*** Begin section ***
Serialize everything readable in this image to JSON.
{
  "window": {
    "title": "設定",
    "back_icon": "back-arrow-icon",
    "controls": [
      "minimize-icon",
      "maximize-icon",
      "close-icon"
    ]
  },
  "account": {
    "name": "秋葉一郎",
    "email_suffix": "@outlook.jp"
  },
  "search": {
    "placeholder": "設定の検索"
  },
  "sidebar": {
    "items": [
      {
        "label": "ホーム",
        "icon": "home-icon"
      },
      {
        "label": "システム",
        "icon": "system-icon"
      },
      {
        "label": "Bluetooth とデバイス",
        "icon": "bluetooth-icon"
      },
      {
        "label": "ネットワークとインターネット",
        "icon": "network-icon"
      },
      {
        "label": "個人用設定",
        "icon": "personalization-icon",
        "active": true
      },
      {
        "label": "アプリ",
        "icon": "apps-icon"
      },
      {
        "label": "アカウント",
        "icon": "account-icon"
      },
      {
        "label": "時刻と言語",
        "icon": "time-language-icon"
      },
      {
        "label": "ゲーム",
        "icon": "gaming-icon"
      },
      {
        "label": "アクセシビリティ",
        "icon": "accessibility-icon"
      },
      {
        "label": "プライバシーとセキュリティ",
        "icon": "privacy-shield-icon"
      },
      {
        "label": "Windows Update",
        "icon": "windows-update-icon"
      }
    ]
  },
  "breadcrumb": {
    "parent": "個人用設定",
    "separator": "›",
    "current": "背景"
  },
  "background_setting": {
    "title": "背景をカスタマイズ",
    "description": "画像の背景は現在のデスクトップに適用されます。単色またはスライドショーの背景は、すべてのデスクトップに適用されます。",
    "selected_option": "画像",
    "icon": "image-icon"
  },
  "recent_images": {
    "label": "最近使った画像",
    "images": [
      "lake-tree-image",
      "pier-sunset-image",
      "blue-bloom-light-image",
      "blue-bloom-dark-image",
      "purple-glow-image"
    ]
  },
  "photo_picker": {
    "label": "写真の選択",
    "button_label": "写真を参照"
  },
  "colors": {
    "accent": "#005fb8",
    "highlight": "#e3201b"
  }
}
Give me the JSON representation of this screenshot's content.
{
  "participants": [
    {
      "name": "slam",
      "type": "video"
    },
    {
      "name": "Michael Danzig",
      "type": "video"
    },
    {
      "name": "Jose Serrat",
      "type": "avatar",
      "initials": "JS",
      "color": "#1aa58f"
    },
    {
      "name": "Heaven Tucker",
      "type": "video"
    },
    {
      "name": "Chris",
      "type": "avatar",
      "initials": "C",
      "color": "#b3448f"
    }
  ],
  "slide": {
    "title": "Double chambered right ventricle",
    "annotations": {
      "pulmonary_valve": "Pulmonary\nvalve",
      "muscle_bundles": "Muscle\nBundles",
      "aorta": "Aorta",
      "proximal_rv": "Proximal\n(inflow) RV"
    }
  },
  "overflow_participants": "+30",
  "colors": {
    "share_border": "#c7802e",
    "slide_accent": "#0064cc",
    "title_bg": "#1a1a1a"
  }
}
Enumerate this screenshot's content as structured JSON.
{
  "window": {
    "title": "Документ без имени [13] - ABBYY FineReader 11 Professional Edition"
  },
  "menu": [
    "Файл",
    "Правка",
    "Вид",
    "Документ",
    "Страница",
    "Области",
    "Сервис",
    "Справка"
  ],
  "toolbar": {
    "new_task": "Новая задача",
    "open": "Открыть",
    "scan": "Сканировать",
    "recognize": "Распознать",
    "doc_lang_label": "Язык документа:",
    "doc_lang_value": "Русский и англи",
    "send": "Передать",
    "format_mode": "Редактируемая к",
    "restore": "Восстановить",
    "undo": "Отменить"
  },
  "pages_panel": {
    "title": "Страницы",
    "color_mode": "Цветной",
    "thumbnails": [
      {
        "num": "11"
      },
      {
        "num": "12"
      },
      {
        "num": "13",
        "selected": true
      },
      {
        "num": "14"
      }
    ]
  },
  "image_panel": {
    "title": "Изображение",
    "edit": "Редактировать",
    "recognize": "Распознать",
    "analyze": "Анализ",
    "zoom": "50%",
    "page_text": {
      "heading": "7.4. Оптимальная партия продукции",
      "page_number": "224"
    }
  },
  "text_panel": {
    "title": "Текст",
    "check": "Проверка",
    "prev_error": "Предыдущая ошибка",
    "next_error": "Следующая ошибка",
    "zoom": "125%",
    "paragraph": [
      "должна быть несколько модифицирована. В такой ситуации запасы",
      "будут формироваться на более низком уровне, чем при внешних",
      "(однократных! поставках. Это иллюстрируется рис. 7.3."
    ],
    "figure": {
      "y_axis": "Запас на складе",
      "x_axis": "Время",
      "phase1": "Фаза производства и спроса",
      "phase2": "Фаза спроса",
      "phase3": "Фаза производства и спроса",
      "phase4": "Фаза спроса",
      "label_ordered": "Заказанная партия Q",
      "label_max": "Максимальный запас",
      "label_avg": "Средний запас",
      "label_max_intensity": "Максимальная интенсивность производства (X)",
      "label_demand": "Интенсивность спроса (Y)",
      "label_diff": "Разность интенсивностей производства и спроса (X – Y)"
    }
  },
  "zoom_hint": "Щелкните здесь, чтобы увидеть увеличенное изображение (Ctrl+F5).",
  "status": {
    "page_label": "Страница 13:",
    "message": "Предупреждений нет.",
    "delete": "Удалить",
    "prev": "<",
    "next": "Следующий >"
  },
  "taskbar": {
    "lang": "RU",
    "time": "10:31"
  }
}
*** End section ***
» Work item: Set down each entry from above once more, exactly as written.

» Result:
Serialize everything readable in this image to JSON.
{
  "window": {
    "title": "設定",
    "back_icon": "back-arrow-icon",
    "controls": [
      "minimize-icon",
      "maximize-icon",
      "close-icon"
    ]
  },
  "account": {
    "name": "秋葉一郎",
    "email_suffix": "@outlook.jp"
  },
  "search": {
    "placeholder": "設定の検索"
  },
  "sidebar": {
    "items": [
      {
        "label": "ホーム",
        "icon": "home-icon"
      },
      {
        "label": "システム",
        "icon": "system-icon"
      },
      {
        "label": "Bluetooth とデバイス",
        "icon": "bluetooth-icon"
      },
      {
        "label": "ネットワークとインターネット",
        "icon": "network-icon"
      },
      {
        "label": "個人用設定",
        "icon": "personalization-icon",
        "active": true
      },
      {
        "label": "アプリ",
        "icon": "apps-icon"
      },
      {
        "label": "アカウント",
        "icon": "account-icon"
      },
      {
        "label": "時刻と言語",
        "icon": "time-language-icon"
      },
      {
        "label": "ゲーム",
        "icon": "gaming-icon"
      },
      {
        "label": "アクセシビリティ",
        "icon": "accessibility-icon"
      },
      {
        "label": "プライバシーとセキュリティ",
        "icon": "privacy-shield-icon"
      },
      {
        "label": "Windows Update",
        "icon": "windows-update-icon"
      }
    ]
  },
  "breadcrumb": {
    "parent": "個人用設定",
    "separator": "›",
    "current": "背景"
  },
  "background_setting": {
    "title": "背景をカスタマイズ",
    "description": "画像の背景は現在のデスクトップに適用されます。単色またはスライドショーの背景は、すべてのデスクトップに適用されます。",
    "selected_option": "画像",
    "icon": "image-icon"
  },
  "recent_images": {
    "label": "最近使った画像",
    "images": [
      "lake-tree-image",
      "pier-sunset-image",
      "blue-bloom-light-image",
      "blue-bloom-dark-image",
      "purple-glow-image"
    ]
  },
  "photo_picker": {
    "label": "写真の選択",
    "button_label": "写真を参照"
  },
  "colors": {
    "accent": "#005fb8",
    "highlight": "#e3201b"
  }
}
Give me the JSON representation of this screenshot's content.
{
  "participants": [
    {
      "name": "slam",
      "type": "video"
    },
    {
      "name": "Michael Danzig",
      "type": "video"
    },
    {
      "name": "Jose Serrat",
      "type": "avatar",
      "initials": "JS",
      "color": "#1aa58f"
    },
    {
      "name": "Heaven Tucker",
      "type": "video"
    },
    {
      "name": "Chris",
      "type": "avatar",
      "initials": "C",
      "color": "#b3448f"
    }
  ],
  "slide": {
    "title": "Double chambered right ventricle",
    "annotations": {
      "pulmonary_valve": "Pulmonary\nvalve",
      "muscle_bundles": "Muscle\nBundles",
      "aorta": "Aorta",
      "proximal_rv": "Proximal\n(inflow) RV"
    }
  },
  "overflow_participants": "+30",
  "colors": {
    "share_border": "#c7802e",
    "slide_accent": "#0064cc",
    "title_bg": "#1a1a1a"
  }
}
Enumerate this screenshot's content as structured JSON.
{
  "window": {
    "title": "Документ без имени [13] - ABBYY FineReader 11 Professional Edition"
  },
  "menu": [
    "Файл",
    "Правка",
    "Вид",
    "Документ",
    "Страница",
    "Области",
    "Сервис",
    "Справка"
  ],
  "toolbar": {
    "new_task": "Новая задача",
    "open": "Открыть",
    "scan": "Сканировать",
    "recognize": "Распознать",
    "doc_lang_label": "Язык документа:",
    "doc_lang_value": "Русский и англи",
    "send": "Передать",
    "format_mode": "Редактируемая к",
    "restore": "Восстановить",
    "undo": "Отменить"
  },
  "pages_panel": {
    "title": "Страницы",
    "color_mode": "Цветной",
    "thumbnails": [
      {
        "num": "11"
      },
      {
        "num": "12"
      },
      {
        "num": "13",
        "selected": true
      },
      {
        "num": "14"
      }
    ]
  },
  "image_panel": {
    "title": "Изображение",
    "edit": "Редактировать",
    "recognize": "Распознать",
    "analyze": "Анализ",
    "zoom": "50%",
    "page_text": {
      "heading": "7.4. Оптимальная партия продукции",
      "page_number": "224"
    }
  },
  "text_panel": {
    "title": "Текст",
    "check": "Проверка",
    "prev_error": "Предыдущая ошибка",
    "next_error": "Следующая ошибка",
    "zoom": "125%",
    "paragraph": [
      "должна быть несколько модифицирована. В такой ситуации запасы",
      "будут формироваться на более низком уровне, чем при внешних",
      "(однократных! поставках. Это иллюстрируется рис. 7.3."
    ],
    "figure": {
      "y_axis": "Запас на складе",
      "x_axis": "Время",
      "phase1": "Фаза производства и спроса",
      "phase2": "Фаза спроса",
      "phase3": "Фаза производства и спроса",
      "phase4": "Фаза спроса",
      "label_ordered": "Заказанная партия Q",
      "label_max": "Максимальный запас",
      "label_avg": "Средний запас",
      "label_max_intensity": "Максимальная интенсивность производства (X)",
      "label_demand": "Интенсивность спроса (Y)",
      "label_diff": "Разность интенсивностей производства и спроса (X – Y)"
    }
  },
  "zoom_hint": "Щелкните здесь, чтобы увидеть увеличенное изображение (Ctrl+F5).",
  "status": {
    "page_label": "Страница 13:",
    "message": "Предупреждений нет.",
    "delete": "Удалить",
    "prev": "<",
    "next": "Следующий >"
  },
  "taskbar": {
    "lang": "RU",
    "time": "10:31"
  }
}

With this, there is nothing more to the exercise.